(Saved entries)

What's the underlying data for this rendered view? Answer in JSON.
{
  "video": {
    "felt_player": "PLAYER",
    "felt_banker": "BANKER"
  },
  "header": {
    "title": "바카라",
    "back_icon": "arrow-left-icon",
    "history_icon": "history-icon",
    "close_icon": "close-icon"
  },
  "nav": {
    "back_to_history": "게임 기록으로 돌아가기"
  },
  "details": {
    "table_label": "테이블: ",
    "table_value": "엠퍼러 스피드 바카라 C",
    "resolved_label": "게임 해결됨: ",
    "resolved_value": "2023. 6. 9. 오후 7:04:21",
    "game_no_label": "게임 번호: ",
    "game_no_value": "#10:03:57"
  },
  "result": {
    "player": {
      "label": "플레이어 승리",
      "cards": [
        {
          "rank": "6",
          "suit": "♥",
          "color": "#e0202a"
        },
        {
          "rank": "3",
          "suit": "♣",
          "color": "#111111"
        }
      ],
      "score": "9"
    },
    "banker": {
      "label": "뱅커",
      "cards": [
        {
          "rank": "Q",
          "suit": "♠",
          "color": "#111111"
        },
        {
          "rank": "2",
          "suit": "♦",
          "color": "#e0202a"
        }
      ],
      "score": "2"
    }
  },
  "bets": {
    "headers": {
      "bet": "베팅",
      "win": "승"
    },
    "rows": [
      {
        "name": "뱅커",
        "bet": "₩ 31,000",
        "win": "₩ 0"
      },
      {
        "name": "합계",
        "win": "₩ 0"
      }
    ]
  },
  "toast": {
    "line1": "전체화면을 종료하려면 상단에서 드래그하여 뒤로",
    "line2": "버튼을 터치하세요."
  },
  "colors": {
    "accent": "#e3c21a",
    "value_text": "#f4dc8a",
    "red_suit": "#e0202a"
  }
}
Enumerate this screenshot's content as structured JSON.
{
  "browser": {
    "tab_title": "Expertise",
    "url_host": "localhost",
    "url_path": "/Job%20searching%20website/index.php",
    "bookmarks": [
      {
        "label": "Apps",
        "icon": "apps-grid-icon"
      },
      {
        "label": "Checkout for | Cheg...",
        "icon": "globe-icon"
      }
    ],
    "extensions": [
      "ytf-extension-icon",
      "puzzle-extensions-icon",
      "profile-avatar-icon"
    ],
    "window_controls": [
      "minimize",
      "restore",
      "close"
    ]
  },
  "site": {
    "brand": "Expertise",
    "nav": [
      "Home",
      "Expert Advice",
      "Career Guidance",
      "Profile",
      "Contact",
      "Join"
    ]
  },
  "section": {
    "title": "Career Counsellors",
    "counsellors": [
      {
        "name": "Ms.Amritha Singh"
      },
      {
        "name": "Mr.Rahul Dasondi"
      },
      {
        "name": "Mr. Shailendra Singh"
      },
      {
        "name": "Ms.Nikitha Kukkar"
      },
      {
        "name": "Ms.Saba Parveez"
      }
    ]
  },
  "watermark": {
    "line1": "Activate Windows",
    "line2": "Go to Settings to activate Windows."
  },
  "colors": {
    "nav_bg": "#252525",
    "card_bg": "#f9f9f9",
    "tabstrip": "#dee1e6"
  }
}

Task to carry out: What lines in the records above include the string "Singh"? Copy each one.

Answer for the task:
        "name": "Ms.Amritha Singh"
        "name": "Mr. Shailendra Singh"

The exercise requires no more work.